• _To do_:
Each entry listed below should be reproduced word for word.

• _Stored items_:
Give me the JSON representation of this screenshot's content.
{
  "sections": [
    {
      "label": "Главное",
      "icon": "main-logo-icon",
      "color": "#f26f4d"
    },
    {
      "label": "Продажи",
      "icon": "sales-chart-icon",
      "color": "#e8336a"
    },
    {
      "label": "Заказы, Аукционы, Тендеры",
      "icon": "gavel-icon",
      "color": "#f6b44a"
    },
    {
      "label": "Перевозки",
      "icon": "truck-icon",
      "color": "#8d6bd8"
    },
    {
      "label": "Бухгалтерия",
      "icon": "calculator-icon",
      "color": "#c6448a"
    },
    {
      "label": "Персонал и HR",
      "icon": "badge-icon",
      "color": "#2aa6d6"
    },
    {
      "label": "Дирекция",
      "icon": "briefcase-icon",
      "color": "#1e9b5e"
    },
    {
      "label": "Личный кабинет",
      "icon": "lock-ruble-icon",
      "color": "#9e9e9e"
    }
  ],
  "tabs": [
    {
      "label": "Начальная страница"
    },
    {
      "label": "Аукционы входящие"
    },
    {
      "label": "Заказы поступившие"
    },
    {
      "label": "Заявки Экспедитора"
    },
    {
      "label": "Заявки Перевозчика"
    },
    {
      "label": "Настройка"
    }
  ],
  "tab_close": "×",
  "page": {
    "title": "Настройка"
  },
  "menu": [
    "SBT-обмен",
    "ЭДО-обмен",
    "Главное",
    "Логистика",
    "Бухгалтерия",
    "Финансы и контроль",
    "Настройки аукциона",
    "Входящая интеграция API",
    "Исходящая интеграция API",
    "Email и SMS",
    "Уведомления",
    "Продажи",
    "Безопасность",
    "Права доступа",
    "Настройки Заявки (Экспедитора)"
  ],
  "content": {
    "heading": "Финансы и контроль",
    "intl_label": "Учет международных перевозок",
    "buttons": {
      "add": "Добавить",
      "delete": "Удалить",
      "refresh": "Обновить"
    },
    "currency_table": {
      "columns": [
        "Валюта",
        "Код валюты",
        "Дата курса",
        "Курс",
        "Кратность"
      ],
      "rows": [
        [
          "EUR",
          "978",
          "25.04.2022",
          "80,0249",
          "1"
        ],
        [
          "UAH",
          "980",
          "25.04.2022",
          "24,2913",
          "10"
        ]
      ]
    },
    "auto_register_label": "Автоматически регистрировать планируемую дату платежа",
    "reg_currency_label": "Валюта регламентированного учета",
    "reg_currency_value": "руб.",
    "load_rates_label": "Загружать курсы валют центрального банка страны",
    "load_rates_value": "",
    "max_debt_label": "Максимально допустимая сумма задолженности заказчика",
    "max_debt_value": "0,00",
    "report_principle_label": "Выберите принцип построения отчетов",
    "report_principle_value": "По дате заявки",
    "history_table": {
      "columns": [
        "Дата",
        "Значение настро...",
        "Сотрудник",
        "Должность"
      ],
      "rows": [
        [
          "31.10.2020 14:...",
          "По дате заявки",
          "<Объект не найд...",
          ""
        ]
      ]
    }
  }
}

• _Written reply_:
Give me the JSON representation of this screenshot's content.
{
  "sections": [
    {
      "label": "Главное",
      "icon": "main-logo-icon",
      "color": "#f26f4d"
    },
    {
      "label": "Продажи",
      "icon": "sales-chart-icon",
      "color": "#e8336a"
    },
    {
      "label": "Заказы, Аукционы, Тендеры",
      "icon": "gavel-icon",
      "color": "#f6b44a"
    },
    {
      "label": "Перевозки",
      "icon": "truck-icon",
      "color": "#8d6bd8"
    },
    {
      "label": "Бухгалтерия",
      "icon": "calculator-icon",
      "color": "#c6448a"
    },
    {
      "label": "Персонал и HR",
      "icon": "badge-icon",
      "color": "#2aa6d6"
    },
    {
      "label": "Дирекция",
      "icon": "briefcase-icon",
      "color": "#1e9b5e"
    },
    {
      "label": "Личный кабинет",
      "icon": "lock-ruble-icon",
      "color": "#9e9e9e"
    }
  ],
  "tabs": [
    {
      "label": "Начальная страница"
    },
    {
      "label": "Аукционы входящие"
    },
    {
      "label": "Заказы поступившие"
    },
    {
      "label": "Заявки Экспедитора"
    },
    {
      "label": "Заявки Перевозчика"
    },
    {
      "label": "Настройка"
    }
  ],
  "tab_close": "×",
  "page": {
    "title": "Настройка"
  },
  "menu": [
    "SBT-обмен",
    "ЭДО-обмен",
    "Главное",
    "Логистика",
    "Бухгалтерия",
    "Финансы и контроль",
    "Настройки аукциона",
    "Входящая интеграция API",
    "Исходящая интеграция API",
    "Email и SMS",
    "Уведомления",
    "Продажи",
    "Безопасность",
    "Права доступа",
    "Настройки Заявки (Экспедитора)"
  ],
  "content": {
    "heading": "Финансы и контроль",
    "intl_label": "Учет международных перевозок",
    "buttons": {
      "add": "Добавить",
      "delete": "Удалить",
      "refresh": "Обновить"
    },
    "currency_table": {
      "columns": [
        "Валюта",
        "Код валюты",
        "Дата курса",
        "Курс",
        "Кратность"
      ],
      "rows": [
        [
          "EUR",
          "978",
          "25.04.2022",
          "80,0249",
          "1"
        ],
        [
          "UAH",
          "980",
          "25.04.2022",
          "24,2913",
          "10"
        ]
      ]
    },
    "auto_register_label": "Автоматически регистрировать планируемую дату платежа",
    "reg_currency_label": "Валюта регламентированного учета",
    "reg_currency_value": "руб.",
    "load_rates_label": "Загружать курсы валют центрального банка страны",
    "load_rates_value": "",
    "max_debt_label": "Максимально допустимая сумма задолженности заказчика",
    "max_debt_value": "0,00",
    "report_principle_label": "Выберите принцип построения отчетов",
    "report_principle_value": "По дате заявки",
    "history_table": {
      "columns": [
        "Дата",
        "Значение настро...",
        "Сотрудник",
        "Должность"
      ],
      "rows": [
        [
          "31.10.2020 14:...",
          "По дате заявки",
          "<Объект не найд...",
          ""
        ]
      ]
    }
  }
}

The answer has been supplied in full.